The company was established in 1992 and since then have treated over 180 million patients across 49 therapy areas, 450 different chemotherapy regimens and over 90,000 medication orders delivered every month.

Clinical homecare is a term used to describe integrated care and treatment that takes place in a person’s own home to minimise the likelihood of an inpatient stay or outpatient visit for the patient.

Healthcare at Home services centres around a specialist nurse team providing clinical homecare to patients in areas including chronic disease, cancer care, supported early discharge complex care and rheumatoid arthritis.

The services provided by Healthcare at Home, were either NHS funded or privately, and dependent on a referral from a GP, hospital consultant or private health insurers.

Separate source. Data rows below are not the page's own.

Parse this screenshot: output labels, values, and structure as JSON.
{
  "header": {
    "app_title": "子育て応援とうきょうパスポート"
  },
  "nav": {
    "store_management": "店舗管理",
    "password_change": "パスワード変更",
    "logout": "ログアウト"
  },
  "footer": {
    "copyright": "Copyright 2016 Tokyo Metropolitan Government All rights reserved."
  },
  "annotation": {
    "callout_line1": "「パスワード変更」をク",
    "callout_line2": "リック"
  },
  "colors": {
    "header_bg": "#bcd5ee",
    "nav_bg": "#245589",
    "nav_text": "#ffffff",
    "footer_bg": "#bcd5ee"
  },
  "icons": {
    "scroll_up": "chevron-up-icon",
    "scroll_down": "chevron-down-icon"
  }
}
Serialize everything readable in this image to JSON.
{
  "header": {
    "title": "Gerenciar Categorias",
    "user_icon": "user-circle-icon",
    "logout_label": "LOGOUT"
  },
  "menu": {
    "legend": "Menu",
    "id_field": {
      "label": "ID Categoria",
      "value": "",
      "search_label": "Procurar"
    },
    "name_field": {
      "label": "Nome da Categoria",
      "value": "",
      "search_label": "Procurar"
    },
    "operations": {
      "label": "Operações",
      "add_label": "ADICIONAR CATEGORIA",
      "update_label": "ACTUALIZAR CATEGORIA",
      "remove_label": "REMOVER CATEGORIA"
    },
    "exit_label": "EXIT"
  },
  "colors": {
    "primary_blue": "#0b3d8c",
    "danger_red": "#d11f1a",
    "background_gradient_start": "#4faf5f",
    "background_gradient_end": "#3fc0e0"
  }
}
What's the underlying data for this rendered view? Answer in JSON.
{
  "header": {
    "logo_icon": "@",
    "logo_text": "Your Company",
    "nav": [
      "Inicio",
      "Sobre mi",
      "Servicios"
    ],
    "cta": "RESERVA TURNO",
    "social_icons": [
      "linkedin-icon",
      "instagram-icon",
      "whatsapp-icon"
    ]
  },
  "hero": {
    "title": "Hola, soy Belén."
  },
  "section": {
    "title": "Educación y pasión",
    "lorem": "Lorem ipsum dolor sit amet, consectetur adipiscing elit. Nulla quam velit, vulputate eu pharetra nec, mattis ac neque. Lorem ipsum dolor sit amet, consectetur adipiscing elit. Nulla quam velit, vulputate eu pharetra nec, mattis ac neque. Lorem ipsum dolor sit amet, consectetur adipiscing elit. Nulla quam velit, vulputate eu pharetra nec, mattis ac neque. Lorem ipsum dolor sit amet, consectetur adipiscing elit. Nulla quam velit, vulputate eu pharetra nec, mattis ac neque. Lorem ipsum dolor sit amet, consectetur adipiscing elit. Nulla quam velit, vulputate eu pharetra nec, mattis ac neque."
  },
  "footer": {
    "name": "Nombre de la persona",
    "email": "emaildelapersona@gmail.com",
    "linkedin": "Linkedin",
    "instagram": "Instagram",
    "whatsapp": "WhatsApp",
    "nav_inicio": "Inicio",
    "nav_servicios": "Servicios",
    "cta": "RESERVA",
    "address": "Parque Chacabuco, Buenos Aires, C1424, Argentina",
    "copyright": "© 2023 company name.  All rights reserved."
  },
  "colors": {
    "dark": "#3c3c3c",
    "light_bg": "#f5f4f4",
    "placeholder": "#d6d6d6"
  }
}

In detail the services provide:

• Medication support.

• Medication home treatment including chemotherapy.

• Supported hospital early discharge.

• Hospital admission prevention.

• Cancer services.

• Healthcare at Home pharmacy.

• Healthcare at Home care bureau. (on demand call centre).

Services we rate:

This was the first time this service was rated. We rated it as Good overall.

  • The service had enough staff to care for patients and keep them safe. Staff had training in key skills, understood how to protect patients from abuse, and managed safety well. Staff kept detailed records of patients’ care and treatment. Records were clear, up-to-date, and stored securely and were easily available to all staff providing care.
  • The service-controlled infection risk well. They managed medicines well. The service managed safety incidents well and learned lessons from them. Staff collected safety information and used it to improve the service.
  • Staff provided good care and treatment, gave. Managers monitored the effectiveness of the service and made sure staff were competent. Staff worked well together for the benefit of patients, advised them on how to lead healthier lives, supported them to make decisions about their care, and had access to good information. Key services were available seven days a week.
  • Staff treated patients with compassion and kindness, respected their privacy and dignity, took account of their individual needs, and helped them understand their conditions. They provided emotional support to patients, families and carers.
  • The service planned care to meet the needs of local people, took account of patients’ individual needs, and made it easy for people to give feedback. People could access the service when they needed it and did not have to wait too long for treatment.
  • Leaders ran services well using reliable information systems and supported staff to develop their skills. Staff understood the service’s vision and values, and how to apply them in their work. Staff felt respected, supported and valued. They were focused on the needs of patients receiving care. Staff were clear about their roles and accountabilities. The service engaged well with patients and the community to plan and manage services and all staff were committed to improving services continually.

Heidi Smoult (Deputy Chief Inspector of Hospitals)